U.S. natural polymer demand to approach $3.6 billion in 2010.

Methyl cellulose will account for 31% of the cellulose ether market due to its entrenched position in construction uses, such as its use in mortar and grouts.

Natural polymer demand is expected to grow 5.9% annually to $3.6 billion in 2010, reaching 1.7 billion pounds. Gains will be stimulated by increased levels of food production, and opportunities in packaging, medical, and other areas. Average natural polymer prices are expected to stabilize, reflecting declining prices for starch and fermentation products. These and other trends are presented inNatural Polymers, a new study from The Freedonia Group Inc., a Cleveland-based industry market research firm.

Cellulose ether demand is projected to increase 4.2% yearly to $1 billion in 2010. Cellulose ethers, which accounted for 31% of total demand in 2005, have widespread food, construction and oilfield applications. Methyl cellulose will account for 31% of the cellulose ether market due to its entrenched position in construction uses, such as plaster, mortar, grouts, stucco and wallpaper pastes.
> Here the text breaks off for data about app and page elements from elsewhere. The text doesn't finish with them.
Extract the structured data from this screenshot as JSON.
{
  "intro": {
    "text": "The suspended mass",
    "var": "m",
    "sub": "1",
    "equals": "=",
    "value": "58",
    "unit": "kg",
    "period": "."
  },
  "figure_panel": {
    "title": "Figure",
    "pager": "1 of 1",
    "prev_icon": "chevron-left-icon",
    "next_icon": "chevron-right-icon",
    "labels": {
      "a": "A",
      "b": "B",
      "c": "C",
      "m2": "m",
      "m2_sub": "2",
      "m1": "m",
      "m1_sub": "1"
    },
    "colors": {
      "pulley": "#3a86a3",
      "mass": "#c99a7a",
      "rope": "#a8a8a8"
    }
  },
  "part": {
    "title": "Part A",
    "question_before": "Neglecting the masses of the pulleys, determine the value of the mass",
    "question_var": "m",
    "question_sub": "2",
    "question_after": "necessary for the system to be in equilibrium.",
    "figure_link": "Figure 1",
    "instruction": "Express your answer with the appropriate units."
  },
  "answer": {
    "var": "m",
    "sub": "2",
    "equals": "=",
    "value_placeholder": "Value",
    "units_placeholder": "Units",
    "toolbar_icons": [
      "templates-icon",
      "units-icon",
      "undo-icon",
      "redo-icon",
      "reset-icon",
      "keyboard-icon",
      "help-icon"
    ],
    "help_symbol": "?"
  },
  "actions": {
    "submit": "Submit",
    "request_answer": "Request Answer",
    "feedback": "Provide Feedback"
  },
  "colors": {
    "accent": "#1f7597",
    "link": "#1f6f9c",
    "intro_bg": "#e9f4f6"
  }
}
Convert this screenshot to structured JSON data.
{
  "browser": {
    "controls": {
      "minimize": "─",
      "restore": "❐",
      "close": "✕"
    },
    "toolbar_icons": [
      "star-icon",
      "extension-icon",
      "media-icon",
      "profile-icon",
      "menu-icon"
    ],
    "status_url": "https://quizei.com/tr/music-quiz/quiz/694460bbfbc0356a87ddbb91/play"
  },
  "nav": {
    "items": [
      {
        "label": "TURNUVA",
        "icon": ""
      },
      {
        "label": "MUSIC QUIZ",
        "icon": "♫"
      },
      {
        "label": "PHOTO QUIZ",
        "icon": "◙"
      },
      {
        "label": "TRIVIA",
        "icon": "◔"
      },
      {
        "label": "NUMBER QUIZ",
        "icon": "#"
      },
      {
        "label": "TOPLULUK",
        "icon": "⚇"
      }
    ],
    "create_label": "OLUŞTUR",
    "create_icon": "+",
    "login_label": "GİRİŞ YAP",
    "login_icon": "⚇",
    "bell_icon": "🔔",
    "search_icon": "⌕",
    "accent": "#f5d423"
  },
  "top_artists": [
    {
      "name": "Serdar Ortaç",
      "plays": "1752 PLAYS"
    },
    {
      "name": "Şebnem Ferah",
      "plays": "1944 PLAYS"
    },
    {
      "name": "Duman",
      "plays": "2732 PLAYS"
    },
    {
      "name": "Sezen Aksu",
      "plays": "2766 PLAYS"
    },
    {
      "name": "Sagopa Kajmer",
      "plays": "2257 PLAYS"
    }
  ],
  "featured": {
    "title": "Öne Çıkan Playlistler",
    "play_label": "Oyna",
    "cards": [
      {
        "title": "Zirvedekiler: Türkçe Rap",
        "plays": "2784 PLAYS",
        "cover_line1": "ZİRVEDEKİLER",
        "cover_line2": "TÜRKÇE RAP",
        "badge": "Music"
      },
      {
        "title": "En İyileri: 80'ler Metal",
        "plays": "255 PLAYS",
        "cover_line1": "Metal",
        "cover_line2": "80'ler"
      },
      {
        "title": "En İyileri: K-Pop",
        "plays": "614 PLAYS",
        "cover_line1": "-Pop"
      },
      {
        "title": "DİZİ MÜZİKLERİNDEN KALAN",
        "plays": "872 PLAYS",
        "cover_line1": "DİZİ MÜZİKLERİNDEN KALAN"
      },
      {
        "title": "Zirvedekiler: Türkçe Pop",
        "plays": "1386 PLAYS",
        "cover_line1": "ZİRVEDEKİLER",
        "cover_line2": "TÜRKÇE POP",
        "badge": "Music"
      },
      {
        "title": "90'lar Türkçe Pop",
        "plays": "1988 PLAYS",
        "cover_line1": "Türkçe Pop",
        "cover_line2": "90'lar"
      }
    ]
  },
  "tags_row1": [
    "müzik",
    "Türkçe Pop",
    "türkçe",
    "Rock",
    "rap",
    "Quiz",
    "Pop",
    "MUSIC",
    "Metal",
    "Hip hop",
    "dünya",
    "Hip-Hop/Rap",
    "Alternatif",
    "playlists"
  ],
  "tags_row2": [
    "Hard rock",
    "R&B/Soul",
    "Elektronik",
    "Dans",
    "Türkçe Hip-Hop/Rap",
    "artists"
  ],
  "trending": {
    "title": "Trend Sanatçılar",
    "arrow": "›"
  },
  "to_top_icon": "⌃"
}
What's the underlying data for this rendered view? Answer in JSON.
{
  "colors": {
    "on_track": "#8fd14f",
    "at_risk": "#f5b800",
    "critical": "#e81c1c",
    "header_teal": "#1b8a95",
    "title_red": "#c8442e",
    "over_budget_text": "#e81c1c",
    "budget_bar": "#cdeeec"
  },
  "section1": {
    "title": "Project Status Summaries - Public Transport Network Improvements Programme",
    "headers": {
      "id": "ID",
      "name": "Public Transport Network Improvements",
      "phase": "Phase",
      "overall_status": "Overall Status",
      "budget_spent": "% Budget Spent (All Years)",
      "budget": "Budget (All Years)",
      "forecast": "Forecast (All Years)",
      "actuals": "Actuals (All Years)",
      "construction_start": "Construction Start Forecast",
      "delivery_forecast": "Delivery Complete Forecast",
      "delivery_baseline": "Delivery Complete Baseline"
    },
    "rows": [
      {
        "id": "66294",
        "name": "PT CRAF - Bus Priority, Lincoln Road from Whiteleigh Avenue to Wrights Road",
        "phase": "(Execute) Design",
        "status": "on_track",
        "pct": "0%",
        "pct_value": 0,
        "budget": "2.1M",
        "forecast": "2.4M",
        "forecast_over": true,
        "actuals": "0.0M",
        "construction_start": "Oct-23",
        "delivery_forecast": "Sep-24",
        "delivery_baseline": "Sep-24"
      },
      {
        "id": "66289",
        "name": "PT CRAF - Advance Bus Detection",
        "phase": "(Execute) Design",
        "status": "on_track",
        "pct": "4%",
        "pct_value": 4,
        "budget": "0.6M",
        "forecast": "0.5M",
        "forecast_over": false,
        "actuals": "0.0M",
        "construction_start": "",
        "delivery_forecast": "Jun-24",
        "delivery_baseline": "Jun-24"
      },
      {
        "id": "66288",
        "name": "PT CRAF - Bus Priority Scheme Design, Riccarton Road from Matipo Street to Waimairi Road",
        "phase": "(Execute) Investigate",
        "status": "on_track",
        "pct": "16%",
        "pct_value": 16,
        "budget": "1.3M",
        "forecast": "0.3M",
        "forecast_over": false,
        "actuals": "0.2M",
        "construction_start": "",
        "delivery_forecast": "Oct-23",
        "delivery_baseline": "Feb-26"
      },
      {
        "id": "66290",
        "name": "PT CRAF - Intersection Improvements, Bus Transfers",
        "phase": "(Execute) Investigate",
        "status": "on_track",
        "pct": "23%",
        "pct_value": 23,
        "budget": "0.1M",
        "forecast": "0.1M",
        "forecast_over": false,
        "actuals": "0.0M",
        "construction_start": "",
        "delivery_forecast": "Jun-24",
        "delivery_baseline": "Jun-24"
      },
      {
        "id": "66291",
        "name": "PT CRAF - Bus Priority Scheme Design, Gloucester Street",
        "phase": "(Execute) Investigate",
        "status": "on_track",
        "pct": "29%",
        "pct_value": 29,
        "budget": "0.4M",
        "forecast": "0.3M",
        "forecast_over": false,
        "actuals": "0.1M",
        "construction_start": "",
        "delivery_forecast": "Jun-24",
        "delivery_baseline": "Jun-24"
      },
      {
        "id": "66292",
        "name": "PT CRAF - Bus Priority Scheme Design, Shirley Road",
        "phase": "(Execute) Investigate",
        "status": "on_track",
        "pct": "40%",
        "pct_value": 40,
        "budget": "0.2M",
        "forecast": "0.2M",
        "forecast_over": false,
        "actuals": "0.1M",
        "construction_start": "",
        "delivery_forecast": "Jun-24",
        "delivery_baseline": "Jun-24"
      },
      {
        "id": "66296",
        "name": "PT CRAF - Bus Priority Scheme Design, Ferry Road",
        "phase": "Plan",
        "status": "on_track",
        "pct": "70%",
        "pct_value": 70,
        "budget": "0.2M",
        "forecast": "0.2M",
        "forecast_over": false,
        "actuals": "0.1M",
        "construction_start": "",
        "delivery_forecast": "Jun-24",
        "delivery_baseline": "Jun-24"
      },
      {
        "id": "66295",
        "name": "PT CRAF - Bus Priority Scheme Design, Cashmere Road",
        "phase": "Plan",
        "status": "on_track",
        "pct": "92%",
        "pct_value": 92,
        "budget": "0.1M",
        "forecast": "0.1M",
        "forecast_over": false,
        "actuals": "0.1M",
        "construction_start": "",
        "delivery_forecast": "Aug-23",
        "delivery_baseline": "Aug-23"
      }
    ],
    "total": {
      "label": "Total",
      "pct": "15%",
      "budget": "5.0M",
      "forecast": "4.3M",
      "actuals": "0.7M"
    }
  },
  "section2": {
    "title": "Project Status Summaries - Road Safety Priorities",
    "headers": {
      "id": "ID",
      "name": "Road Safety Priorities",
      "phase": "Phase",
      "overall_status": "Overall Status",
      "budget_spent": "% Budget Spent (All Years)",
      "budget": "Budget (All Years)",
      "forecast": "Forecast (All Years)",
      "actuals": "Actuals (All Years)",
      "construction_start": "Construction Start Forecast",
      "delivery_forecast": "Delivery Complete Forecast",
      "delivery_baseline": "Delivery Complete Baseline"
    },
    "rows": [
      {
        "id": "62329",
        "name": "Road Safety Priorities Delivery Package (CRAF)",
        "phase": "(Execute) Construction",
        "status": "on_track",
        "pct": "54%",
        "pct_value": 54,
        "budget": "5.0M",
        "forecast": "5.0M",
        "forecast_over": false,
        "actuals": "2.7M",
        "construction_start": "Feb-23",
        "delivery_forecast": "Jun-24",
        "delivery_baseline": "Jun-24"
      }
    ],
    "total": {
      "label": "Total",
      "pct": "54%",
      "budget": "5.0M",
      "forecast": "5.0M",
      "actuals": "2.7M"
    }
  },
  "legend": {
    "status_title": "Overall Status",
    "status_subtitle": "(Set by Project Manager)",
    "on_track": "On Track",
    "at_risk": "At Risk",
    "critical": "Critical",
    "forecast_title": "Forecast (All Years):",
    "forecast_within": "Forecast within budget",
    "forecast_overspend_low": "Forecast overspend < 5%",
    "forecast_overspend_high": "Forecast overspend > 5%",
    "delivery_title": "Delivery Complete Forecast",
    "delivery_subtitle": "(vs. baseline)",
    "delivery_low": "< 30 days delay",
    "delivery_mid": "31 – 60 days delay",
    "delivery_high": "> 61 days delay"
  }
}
Carboxymethyl cellulose (CMC) demand will expand at the fastest pace, with best opportunities expected in drilling, workover and completion fluids for the oilfield industry, where it functions as a thickening and suspension agent.

Starch and fermentation product demand will grow at a double-digit pace to nearly $800 million in 2010. Declining prices, attributable to improved production efficiencies and expanded capacity, will stimulate demand for polylactic-acid and starch-blend polymers in packaging and textile fiber uses. Hyaluronic-acid demand will expand rapidly in medical and cosmetic/toiletry applications, with strong gains anticipated in dermal filler injections and orthopedic treatments. Robust growth is anticipated for protein-based polymers such as collagen, with further advances threatened by mature wheat gluten uses.

Food and beverages will remain the leading market for natural polymers, which are used as thickeners, stabilizers, and emulsifiers. Pockets of growth exist in areas such as low-fat and reduced-carbohydrate food formulations. Products such as CMC and Xanthan gum will increasingly be used to improve mouth feel and texture as fats and sugars are removed. Medical markets will present good opportunities for cellulose ethers and collagen in pharmaceuticals, dermal implants, and injections. Oilfield advances will be fueled by increased drilling of new oil and natural gas wells, and the continued maturation of domestic crude oil and gas fields, all of which will increase the need for natural polymers used in well stimulation, exploration, and other areas.

For more information, contact Corinne Gangloff, The Freedonia Group Inc., 767 Beta Drive, Cleveland, OH 44143-2326; phone (440) 684-9600; fax (440) 646-0484; e-mail pr@freedoniagroup.com; or visit www.freedoniagroup.com.